### TASK
For this exercise, copy the records below exactly and exclude every image.

Data about app and page elements:

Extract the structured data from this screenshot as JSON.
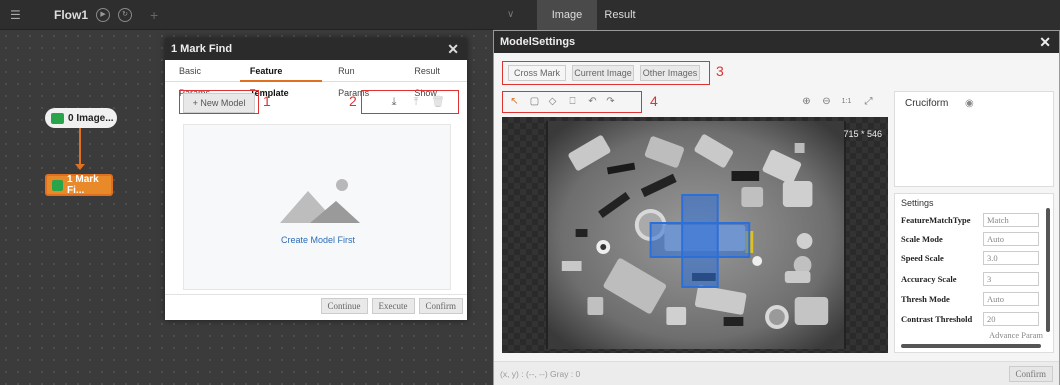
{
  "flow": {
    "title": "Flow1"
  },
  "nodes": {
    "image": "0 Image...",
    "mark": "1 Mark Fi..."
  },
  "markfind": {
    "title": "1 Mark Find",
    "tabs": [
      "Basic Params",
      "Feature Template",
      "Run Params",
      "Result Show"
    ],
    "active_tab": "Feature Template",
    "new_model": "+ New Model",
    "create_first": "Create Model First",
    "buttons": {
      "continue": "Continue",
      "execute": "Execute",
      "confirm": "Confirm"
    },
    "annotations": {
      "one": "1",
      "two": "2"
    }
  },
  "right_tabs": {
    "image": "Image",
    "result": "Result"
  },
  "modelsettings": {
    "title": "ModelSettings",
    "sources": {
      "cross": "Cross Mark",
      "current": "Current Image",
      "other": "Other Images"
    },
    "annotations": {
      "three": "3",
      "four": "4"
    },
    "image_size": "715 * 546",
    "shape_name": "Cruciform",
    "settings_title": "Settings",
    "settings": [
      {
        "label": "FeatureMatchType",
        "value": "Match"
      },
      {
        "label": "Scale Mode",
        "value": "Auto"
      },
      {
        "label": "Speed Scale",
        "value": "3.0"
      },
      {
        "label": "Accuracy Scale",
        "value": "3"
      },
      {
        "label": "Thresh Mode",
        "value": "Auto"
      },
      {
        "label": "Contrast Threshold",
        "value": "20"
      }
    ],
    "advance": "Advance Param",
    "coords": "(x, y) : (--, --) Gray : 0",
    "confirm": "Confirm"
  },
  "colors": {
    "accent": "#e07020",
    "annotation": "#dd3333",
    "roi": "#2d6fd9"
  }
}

### RESPONSE FOR THIS EXERCISE
Extract the structured data from this screenshot as JSON.
{
  "flow": {
    "title": "Flow1"
  },
  "nodes": {
    "image": "0 Image...",
    "mark": "1 Mark Fi..."
  },
  "markfind": {
    "title": "1 Mark Find",
    "tabs": [
      "Basic Params",
      "Feature Template",
      "Run Params",
      "Result Show"
    ],
    "active_tab": "Feature Template",
    "new_model": "+ New Model",
    "create_first": "Create Model First",
    "buttons": {
      "continue": "Continue",
      "execute": "Execute",
      "confirm": "Confirm"
    },
    "annotations": {
      "one": "1",
      "two": "2"
    }
  },
  "right_tabs": {
    "image": "Image",
    "result": "Result"
  },
  "modelsettings": {
    "title": "ModelSettings",
    "sources": {
      "cross": "Cross Mark",
      "current": "Current Image",
      "other": "Other Images"
    },
    "annotations": {
      "three": "3",
      "four": "4"
    },
    "image_size": "715 * 546",
    "shape_name": "Cruciform",
    "settings_title": "Settings",
    "settings": [
      {
        "label": "FeatureMatchType",
        "value": "Match"
      },
      {
        "label": "Scale Mode",
        "value": "Auto"
      },
      {
        "label": "Speed Scale",
        "value": "3.0"
      },
      {
        "label": "Accuracy Scale",
        "value": "3"
      },
      {
        "label": "Thresh Mode",
        "value": "Auto"
      },
      {
        "label": "Contrast Threshold",
        "value": "20"
      }
    ],
    "advance": "Advance Param",
    "coords": "(x, y) : (--, --) Gray : 0",
    "confirm": "Confirm"
  },
  "colors": {
    "accent": "#e07020",
    "annotation": "#dd3333",
    "roi": "#2d6fd9"
  }
}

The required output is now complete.